SVGs and XML
As well as its use on websites, SVG has made its way into common usage in XML standards commonly used for technical documentation, such as DITA and DocBook. It’s easy to see why. These XML grammars include other XML-based standards such as MathML, CALS tables and SVG within them. It’s an easy way to bring additional features to a standard without having to reinvent the wheel and means that we can process these additional features with standard tools. Even when documents are published to PDF rather than the web, it still makes sense to make use of SVG images to bring maximum flexibility in the final publication.
Spot the difference
In the past we’ve used SVG images to bring a bit of fun to our trade show stands with a spot the difference competition. Seeing visitors to our booth scratching their heads as they stare at two images side-by-side, trying to find the differences always brings a smile to our faces.

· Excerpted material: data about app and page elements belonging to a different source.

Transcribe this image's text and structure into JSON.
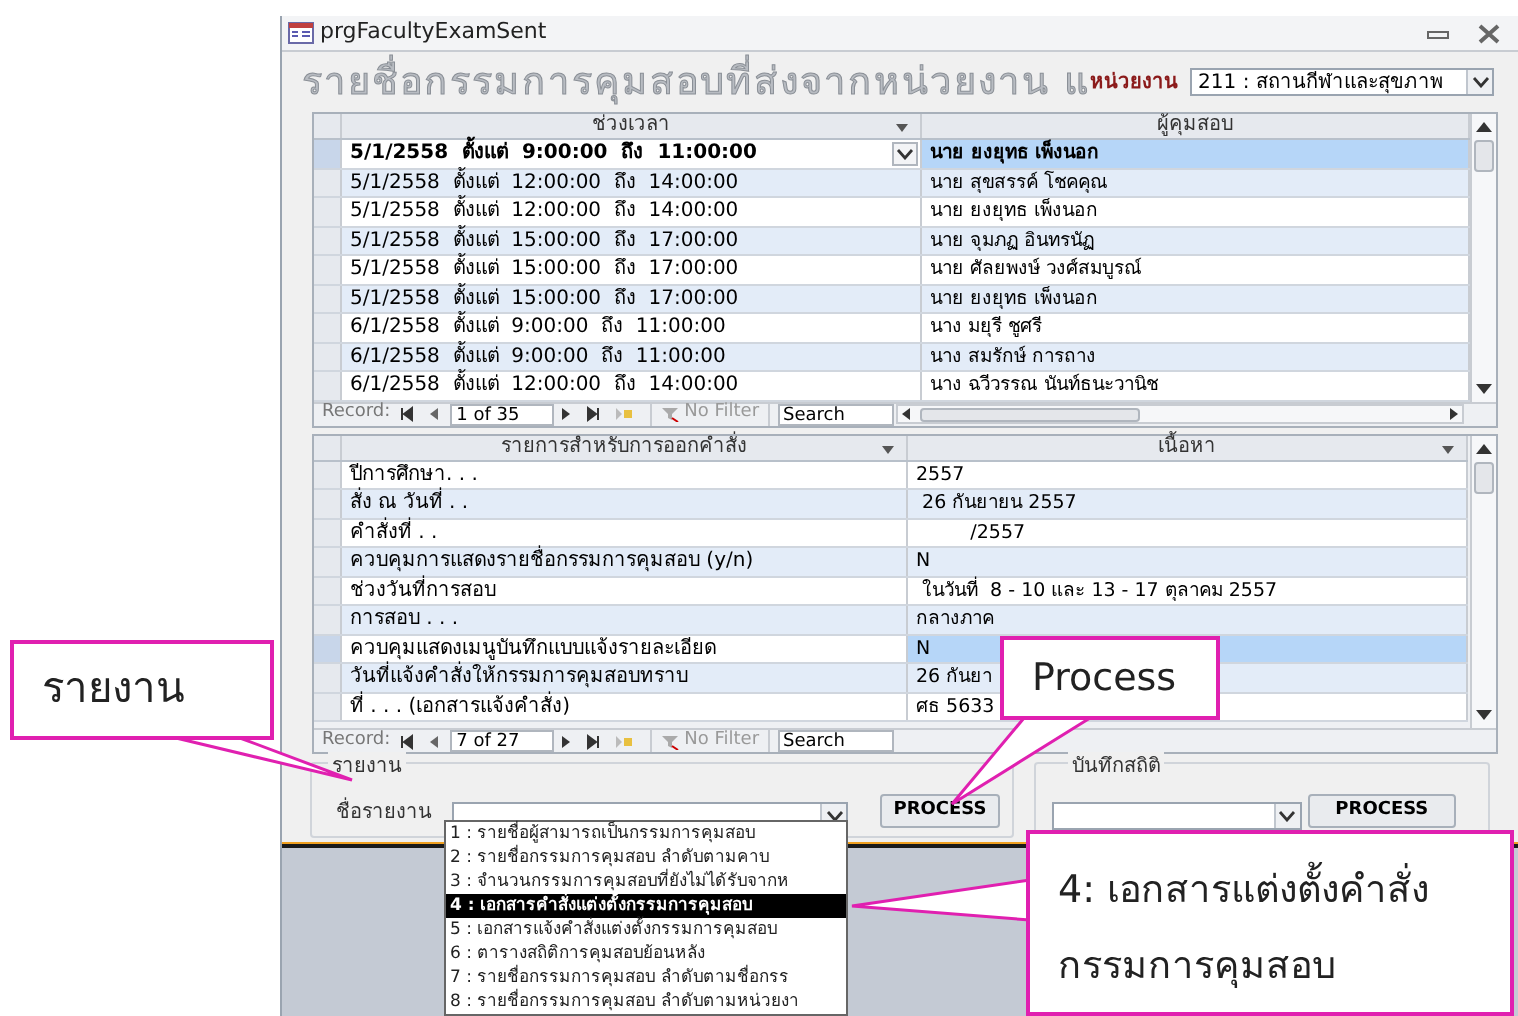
{
  "window": {
    "title": "prgFacultyExamSent"
  },
  "header": {
    "title": "รายชื่อกรรมการคุมสอบที่ส่งจากหน่วยงาน แ",
    "unit_label": "หน่วยงาน",
    "unit_value": "211 : สถานกีฬาและสุขภาพ"
  },
  "schedule_grid": {
    "columns": [
      "ช่วงเวลา",
      "ผู้คุมสอบ"
    ],
    "rows": [
      {
        "time": "5/1/2558  ตั้งแต่  9:00:00  ถึง  11:00:00",
        "proctor": "นาย ยงยุทธ เพ็งนอก",
        "selected": true
      },
      {
        "time": "5/1/2558  ตั้งแต่  12:00:00  ถึง  14:00:00",
        "proctor": "นาย สุขสรรค์ โชคคุณ",
        "selected": false
      },
      {
        "time": "5/1/2558  ตั้งแต่  12:00:00  ถึง  14:00:00",
        "proctor": "นาย ยงยุทธ เพ็งนอก",
        "selected": false
      },
      {
        "time": "5/1/2558  ตั้งแต่  15:00:00  ถึง  17:00:00",
        "proctor": "นาย จุมภฏ อินทรนัฏ",
        "selected": false
      },
      {
        "time": "5/1/2558  ตั้งแต่  15:00:00  ถึง  17:00:00",
        "proctor": "นาย ศัลยพงษ์ วงศ์สมบูรณ์",
        "selected": false
      },
      {
        "time": "5/1/2558  ตั้งแต่  15:00:00  ถึง  17:00:00",
        "proctor": "นาย ยงยุทธ เพ็งนอก",
        "selected": false
      },
      {
        "time": "6/1/2558  ตั้งแต่  9:00:00  ถึง  11:00:00",
        "proctor": "นาง มยุรี ชูศรี",
        "selected": false
      },
      {
        "time": "6/1/2558  ตั้งแต่  9:00:00  ถึง  11:00:00",
        "proctor": "นาง สมรักษ์ การถาง",
        "selected": false
      },
      {
        "time": "6/1/2558  ตั้งแต่  12:00:00  ถึง  14:00:00",
        "proctor": "นาง ฉวีวรรณ นันท์ธนะวานิช",
        "selected": false
      }
    ],
    "record_bar": {
      "label": "Record:",
      "position": "1 of 35",
      "filter": "No Filter",
      "search": "Search"
    }
  },
  "order_grid": {
    "columns": [
      "รายการสำหรับการออกคำสั่ง",
      "เนื้อหา"
    ],
    "rows": [
      {
        "item": "ปีการศึกษา. . .",
        "content": "2557",
        "selected": false
      },
      {
        "item": "สั่ง ณ วันที่ . .",
        "content": " 26 กันยายน 2557",
        "selected": false
      },
      {
        "item": "คำสั่งที่ . .",
        "content": "         /2557",
        "selected": false
      },
      {
        "item": "ควบคุมการแสดงรายชื่อกรรมการคุมสอบ (y/n)",
        "content": "N",
        "selected": false
      },
      {
        "item": "ช่วงวันที่การสอบ",
        "content": " ในวันที่  8 - 10 และ 13 - 17 ตุลาคม 2557",
        "selected": false
      },
      {
        "item": "การสอบ . . .",
        "content": "กลางภาค",
        "selected": false
      },
      {
        "item": "ควบคุมแสดงเมนูบันทึกแบบแจ้งรายละเอียด",
        "content": "N",
        "selected": true
      },
      {
        "item": "วันที่แจ้งคำสั่งให้กรรมการคุมสอบทราบ",
        "content": "26 กันยา",
        "selected": false
      },
      {
        "item": "ที่ . . . (เอกสารแจ้งคำสั่ง)",
        "content": "ศธ 5633",
        "selected": false
      }
    ],
    "record_bar": {
      "label": "Record:",
      "position": "7 of 27",
      "filter": "No Filter",
      "search": "Search"
    }
  },
  "report_group": {
    "title": "รายงาน",
    "field_label": "ชื่อรายงาน",
    "button": "PROCESS",
    "options": [
      {
        "label": "1 : รายชื่อผู้สามารถเป็นกรรมการคุมสอบ",
        "selected": false
      },
      {
        "label": "2 : รายชื่อกรรมการคุมสอบ ลำดับตามคาบ",
        "selected": false
      },
      {
        "label": "3 : จำนวนกรรมการคุมสอบที่ยังไม่ได้รับจากห",
        "selected": false
      },
      {
        "label": "4 : เอกสารคำสั่งแต่งตั้งกรรมการคุมสอบ",
        "selected": true
      },
      {
        "label": "5 : เอกสารแจ้งคำสั่งแต่งตั้งกรรมการคุมสอบ",
        "selected": false
      },
      {
        "label": "6 : ตารางสถิติการคุมสอบย้อนหลัง",
        "selected": false
      },
      {
        "label": "7 : รายชื่อกรรมการคุมสอบ ลำดับตามชื่อกรร",
        "selected": false
      },
      {
        "label": "8 : รายชื่อกรรมการคุมสอบ ลำดับตามหน่วยงา",
        "selected": false
      }
    ]
  },
  "stats_group": {
    "title": "บันทึกสถิติ",
    "button": "PROCESS"
  },
  "callouts": [
    {
      "lines": [
        "รายงาน"
      ]
    },
    {
      "lines": [
        "Process"
      ]
    },
    {
      "lines": [
        "4: เอกสารแต่งตั้งคำสั่ง",
        "กรรมการคุมสอบ"
      ]
    }
  ]
}
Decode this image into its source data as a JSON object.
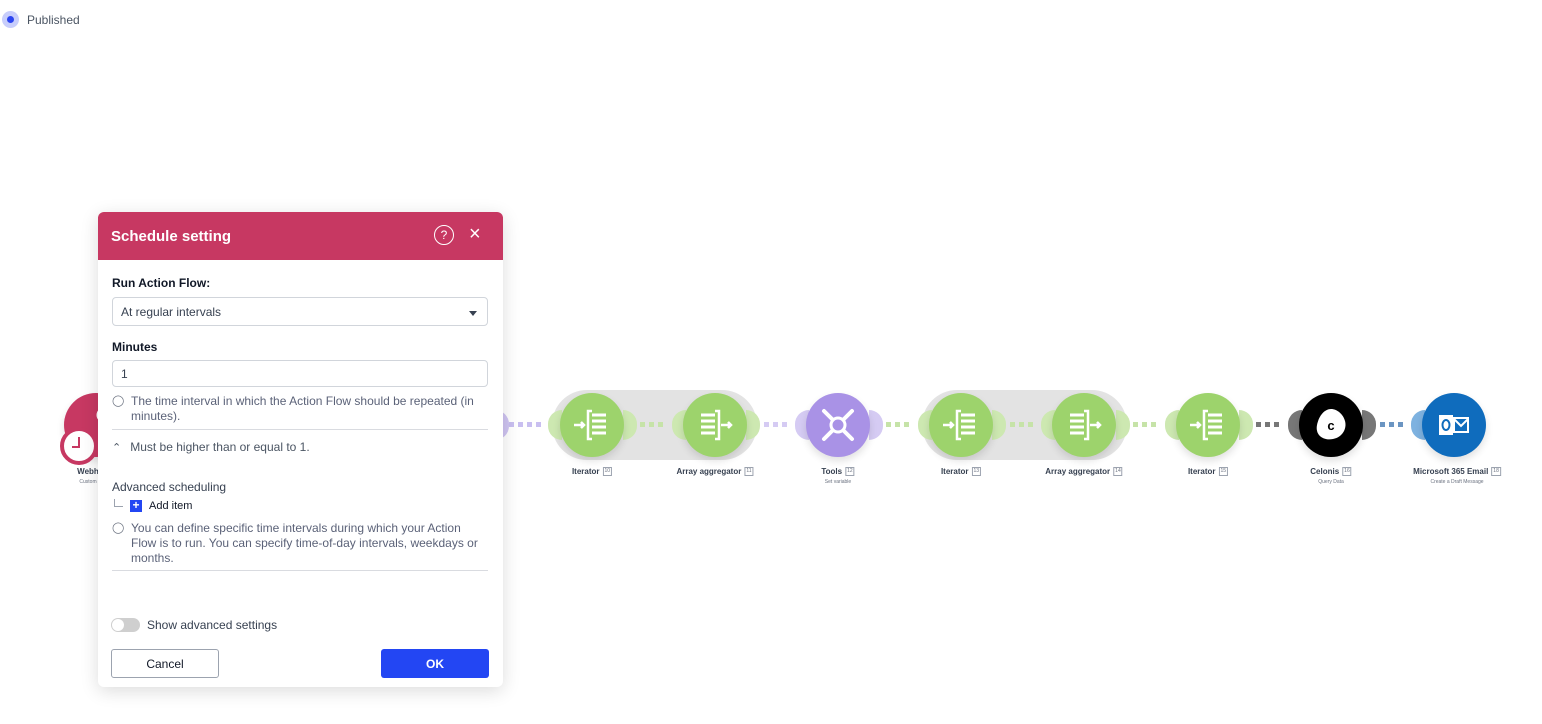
{
  "status": {
    "label": "Published",
    "color": "#2b44f0"
  },
  "flow": {
    "nodes": [
      {
        "id": "webhook",
        "title": "Webh",
        "number": "",
        "subtitle": "Custom",
        "color": "#c73862",
        "icon": "webhook-clock-icon"
      },
      {
        "id": "iterator-10",
        "title": "Iterator",
        "number": "10",
        "subtitle": "",
        "color": "#9dd36c",
        "icon": "iterator-icon"
      },
      {
        "id": "aggregator-11",
        "title": "Array aggregator",
        "number": "11",
        "subtitle": "",
        "color": "#9dd36c",
        "icon": "array-aggregator-icon"
      },
      {
        "id": "tools-12",
        "title": "Tools",
        "number": "12",
        "subtitle": "Set variable",
        "color": "#a992e6",
        "icon": "tools-icon"
      },
      {
        "id": "iterator-13",
        "title": "Iterator",
        "number": "13",
        "subtitle": "",
        "color": "#9dd36c",
        "icon": "iterator-icon"
      },
      {
        "id": "aggregator-14",
        "title": "Array aggregator",
        "number": "14",
        "subtitle": "",
        "color": "#9dd36c",
        "icon": "array-aggregator-icon"
      },
      {
        "id": "iterator-15",
        "title": "Iterator",
        "number": "15",
        "subtitle": "",
        "color": "#9dd36c",
        "icon": "iterator-icon"
      },
      {
        "id": "celonis-16",
        "title": "Celonis",
        "number": "16",
        "subtitle": "Query Data",
        "color": "#000000",
        "icon": "celonis-icon"
      },
      {
        "id": "ms365-18",
        "title": "Microsoft 365 Email",
        "number": "18",
        "subtitle": "Create a Draft Message",
        "color": "#0f6cbd",
        "icon": "outlook-icon"
      }
    ]
  },
  "dialog": {
    "title": "Schedule setting",
    "help_icon": "?",
    "close_icon": "×",
    "run_label": "Run Action Flow:",
    "run_value": "At regular intervals",
    "minutes_label": "Minutes",
    "minutes_value": "1",
    "minutes_hint": "The time interval in which the Action Flow should be repeated (in minutes).",
    "validation": "Must be higher than or equal to 1.",
    "advanced_title": "Advanced scheduling",
    "add_item": "Add item",
    "advanced_hint": "You can define specific time intervals during which your Action Flow is to run. You can specify time-of-day intervals, weekdays or months.",
    "show_advanced": "Show advanced settings",
    "show_advanced_on": false,
    "cancel": "Cancel",
    "ok": "OK"
  }
}
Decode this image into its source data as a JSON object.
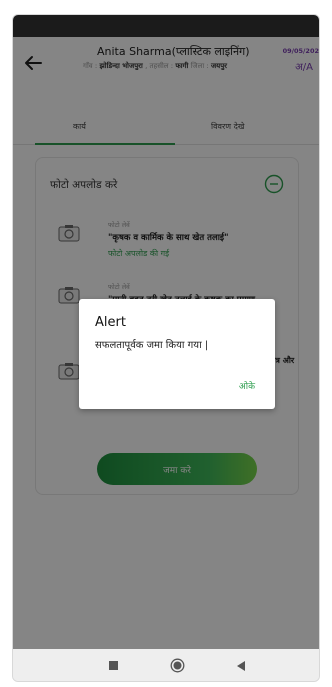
{
  "header": {
    "title": "Anita Sharma(प्लास्टिक लाइनिंग)",
    "village_label": "गाँव :",
    "village": "झोडिन्दा भोजपुरा",
    "tehsil_label": ", तहसील :",
    "tehsil": "फागी",
    "district_label": "जिला :",
    "district": "जयपुर",
    "date": "09/05/202",
    "code": "अ/A"
  },
  "tabs": [
    {
      "label": "कार्य"
    },
    {
      "label": "विवरण देखे"
    }
  ],
  "card": {
    "title": "फोटो अपलोड करे",
    "items": [
      {
        "pre": "फोटो लेवें",
        "title": "\"कृषक व कार्मिक के साथ खेत तलाई\"",
        "status": "फोटो अपलोड की गई"
      },
      {
        "pre": "फोटो लेवें",
        "title": "\"पानी बहुत तरी खेत तलाई के कृषक का प्रमाण",
        "status": ""
      },
      {
        "pre": "",
        "title": "",
        "tail": "पत्र और",
        "status": ""
      }
    ],
    "submit_label": "जमा करे"
  },
  "dialog": {
    "title": "Alert",
    "message": "सफलतापूर्वक जमा किया गया |",
    "ok_label": "ओके"
  },
  "colors": {
    "accent_green": "#2e9e4f",
    "code_purple": "#7a3fb0"
  },
  "icons": {
    "back": "arrow-left-icon",
    "collapse": "minus-circle-icon",
    "camera": "camera-icon",
    "nav_recent": "square-icon",
    "nav_home": "circle-icon",
    "nav_back": "triangle-back-icon"
  }
}
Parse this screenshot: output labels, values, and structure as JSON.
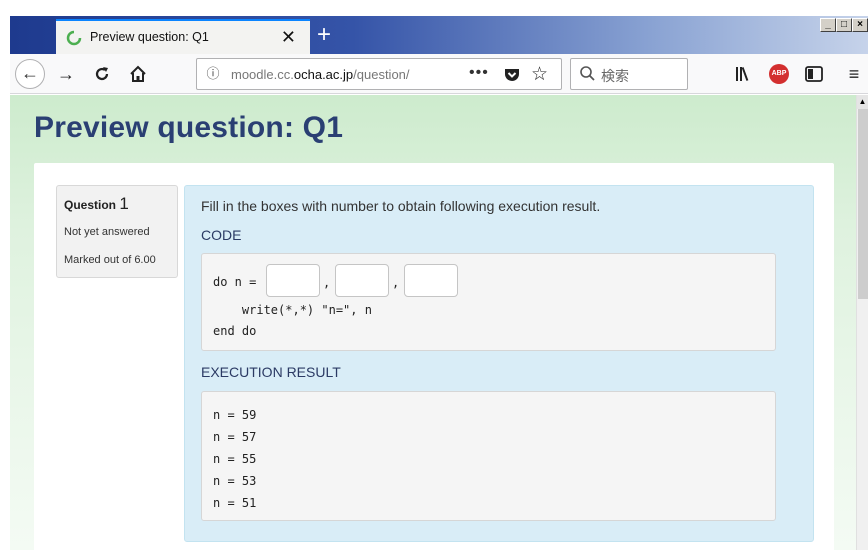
{
  "browser": {
    "tab_title": "Preview question: Q1",
    "tab_close": "✕",
    "new_tab": "+",
    "window_controls": [
      "_",
      "□",
      "×"
    ],
    "url_prefix": "moodle.cc.",
    "url_domain": "ocha.ac.jp",
    "url_suffix": "/question/",
    "url_more": "•••",
    "search_placeholder": "検索",
    "abp_label": "ABP"
  },
  "page": {
    "title": "Preview question: Q1"
  },
  "question": {
    "label": "Question",
    "number": "1",
    "state": "Not yet answered",
    "grade": "Marked out of 6.00",
    "text": "Fill in the boxes with number to obtain following execution result.",
    "code_heading": "CODE",
    "code": {
      "line1_prefix": "do n = ",
      "comma": ",",
      "line2": "    write(*,*) \"n=\", n",
      "line3": "end do"
    },
    "execution_heading": "EXECUTION RESULT",
    "execution_lines": [
      "n = 59",
      "n = 57",
      "n = 55",
      "n = 53",
      "n = 51"
    ]
  },
  "colors": {
    "accent_blue": "#0a84ff",
    "title_navy": "#2a3f73",
    "formulation_bg": "#d9edf7",
    "page_gradient_top": "#cdebcd"
  }
}
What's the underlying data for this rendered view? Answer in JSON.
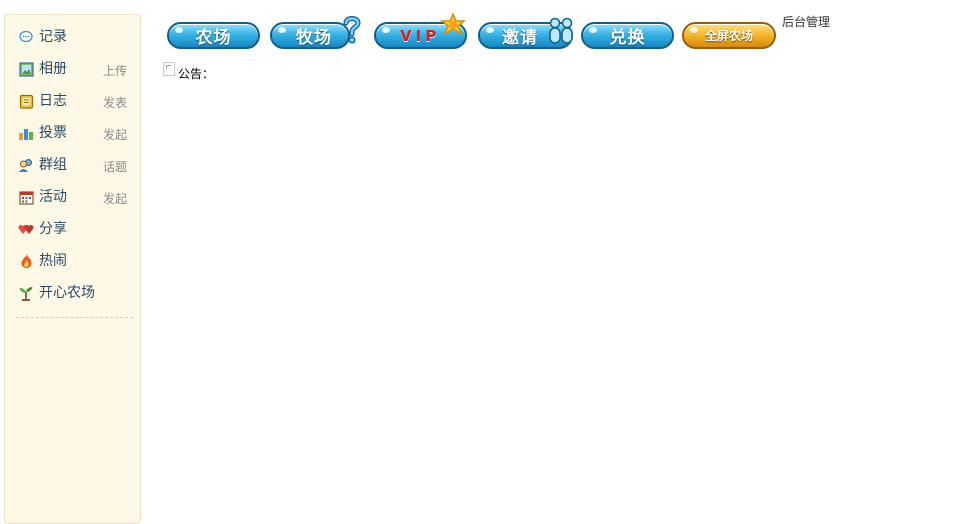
{
  "sidebar": {
    "items": [
      {
        "label": "记录",
        "action": "",
        "icon": "speech-bubble-icon"
      },
      {
        "label": "相册",
        "action": "上传",
        "icon": "photo-frame-icon"
      },
      {
        "label": "日志",
        "action": "发表",
        "icon": "notepad-icon"
      },
      {
        "label": "投票",
        "action": "发起",
        "icon": "bar-chart-icon"
      },
      {
        "label": "群组",
        "action": "话题",
        "icon": "people-icon"
      },
      {
        "label": "活动",
        "action": "发起",
        "icon": "calendar-icon"
      },
      {
        "label": "分享",
        "action": "",
        "icon": "hearts-icon"
      },
      {
        "label": "热闹",
        "action": "",
        "icon": "fire-icon"
      },
      {
        "label": "开心农场",
        "action": "",
        "icon": "sprout-icon"
      }
    ]
  },
  "topnav": {
    "buttons": [
      {
        "label": "农场"
      },
      {
        "label": "牧场"
      },
      {
        "label": "VIP"
      },
      {
        "label": "邀请"
      },
      {
        "label": "兑换"
      },
      {
        "label": "全屏农场"
      }
    ],
    "admin_label": "后台管理"
  },
  "notice": {
    "label": "公告："
  },
  "colors": {
    "sidebar_bg": "#fdf9e6",
    "pill_blue": "#39b3e6",
    "pill_gold": "#f3b52c",
    "link": "#2b4a6b"
  }
}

But of course the main point of these competitions is to show how much easier it is to find the differences with our software.
Van Gogh’s The Bedroom
Back in 2018, we ran this competition using an SVG version of Van Gogh’s The Bedroom. In that case, 85% of people failed to find all the differences between the two images, even though there were just nine of them. Back then, using version 9 of XML Compare, we could find all the changes, but we had to write a custom pipeline using XSLT to highlight the changes using animation.